##### Exercise data

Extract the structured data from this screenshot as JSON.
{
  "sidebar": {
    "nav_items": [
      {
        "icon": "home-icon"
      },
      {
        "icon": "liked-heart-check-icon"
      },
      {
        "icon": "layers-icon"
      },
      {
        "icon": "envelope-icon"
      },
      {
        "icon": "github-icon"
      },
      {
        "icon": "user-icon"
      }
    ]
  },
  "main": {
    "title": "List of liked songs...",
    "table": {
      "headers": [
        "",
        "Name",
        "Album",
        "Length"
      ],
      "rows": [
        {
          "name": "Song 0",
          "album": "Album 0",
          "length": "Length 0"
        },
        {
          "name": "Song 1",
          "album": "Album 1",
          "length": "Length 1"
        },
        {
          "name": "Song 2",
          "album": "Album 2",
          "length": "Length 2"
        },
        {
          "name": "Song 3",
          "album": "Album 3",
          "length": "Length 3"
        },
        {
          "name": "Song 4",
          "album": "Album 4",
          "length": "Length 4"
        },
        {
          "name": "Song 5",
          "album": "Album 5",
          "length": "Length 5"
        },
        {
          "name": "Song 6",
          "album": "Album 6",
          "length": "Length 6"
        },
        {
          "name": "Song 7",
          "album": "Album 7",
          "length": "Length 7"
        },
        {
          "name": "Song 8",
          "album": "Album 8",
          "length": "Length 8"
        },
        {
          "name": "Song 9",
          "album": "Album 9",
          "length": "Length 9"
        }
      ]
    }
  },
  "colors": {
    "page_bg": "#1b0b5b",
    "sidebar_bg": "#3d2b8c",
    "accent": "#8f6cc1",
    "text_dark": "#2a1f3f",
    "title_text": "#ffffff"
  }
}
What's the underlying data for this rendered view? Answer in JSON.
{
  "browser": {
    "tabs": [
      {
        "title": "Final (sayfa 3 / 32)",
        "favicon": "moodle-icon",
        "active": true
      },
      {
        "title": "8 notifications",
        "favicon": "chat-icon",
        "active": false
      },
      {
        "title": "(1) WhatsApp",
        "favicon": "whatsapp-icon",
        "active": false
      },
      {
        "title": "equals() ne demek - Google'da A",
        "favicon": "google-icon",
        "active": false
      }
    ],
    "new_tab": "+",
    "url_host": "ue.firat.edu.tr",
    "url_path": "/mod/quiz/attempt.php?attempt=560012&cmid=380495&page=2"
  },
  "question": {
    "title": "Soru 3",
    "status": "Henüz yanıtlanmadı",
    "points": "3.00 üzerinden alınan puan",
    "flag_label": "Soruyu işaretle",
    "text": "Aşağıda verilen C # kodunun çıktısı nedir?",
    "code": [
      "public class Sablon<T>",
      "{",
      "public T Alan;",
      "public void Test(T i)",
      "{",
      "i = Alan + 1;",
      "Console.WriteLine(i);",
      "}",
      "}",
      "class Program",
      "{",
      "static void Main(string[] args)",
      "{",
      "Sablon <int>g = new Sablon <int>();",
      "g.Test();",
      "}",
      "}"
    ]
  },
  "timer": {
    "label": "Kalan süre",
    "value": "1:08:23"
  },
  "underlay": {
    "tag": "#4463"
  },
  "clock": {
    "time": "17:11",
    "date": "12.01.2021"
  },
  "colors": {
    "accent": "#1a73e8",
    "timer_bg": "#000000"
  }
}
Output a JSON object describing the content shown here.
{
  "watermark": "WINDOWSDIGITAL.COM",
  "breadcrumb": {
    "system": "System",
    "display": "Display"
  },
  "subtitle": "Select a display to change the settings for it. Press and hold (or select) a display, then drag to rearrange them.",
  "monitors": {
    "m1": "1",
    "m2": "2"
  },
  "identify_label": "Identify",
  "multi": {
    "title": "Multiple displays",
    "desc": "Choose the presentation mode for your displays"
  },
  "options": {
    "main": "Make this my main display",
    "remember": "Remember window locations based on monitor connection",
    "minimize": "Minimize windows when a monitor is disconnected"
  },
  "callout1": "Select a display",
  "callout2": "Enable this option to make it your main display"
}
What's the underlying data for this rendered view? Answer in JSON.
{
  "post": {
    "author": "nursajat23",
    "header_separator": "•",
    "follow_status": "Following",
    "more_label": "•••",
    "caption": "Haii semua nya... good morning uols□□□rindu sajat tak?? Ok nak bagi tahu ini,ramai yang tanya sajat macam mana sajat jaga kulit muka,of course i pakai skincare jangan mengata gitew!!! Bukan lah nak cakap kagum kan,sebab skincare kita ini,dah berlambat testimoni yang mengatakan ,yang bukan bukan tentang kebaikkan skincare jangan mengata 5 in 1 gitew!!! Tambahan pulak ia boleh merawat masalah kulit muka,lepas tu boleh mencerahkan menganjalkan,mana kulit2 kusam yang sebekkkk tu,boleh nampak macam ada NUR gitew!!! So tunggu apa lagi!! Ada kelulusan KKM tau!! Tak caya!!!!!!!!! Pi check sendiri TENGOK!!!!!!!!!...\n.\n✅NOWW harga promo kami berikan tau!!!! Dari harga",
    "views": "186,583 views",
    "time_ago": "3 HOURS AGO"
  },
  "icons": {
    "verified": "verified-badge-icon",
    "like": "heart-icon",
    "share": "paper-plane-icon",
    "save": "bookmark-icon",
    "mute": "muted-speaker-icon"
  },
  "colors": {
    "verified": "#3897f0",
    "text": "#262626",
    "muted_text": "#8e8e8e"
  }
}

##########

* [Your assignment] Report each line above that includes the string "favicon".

* [Answer space]
        "favicon": "moodle-icon",
        "favicon": "chat-icon",
        "favicon": "whatsapp-icon",
        "favicon": "google-icon",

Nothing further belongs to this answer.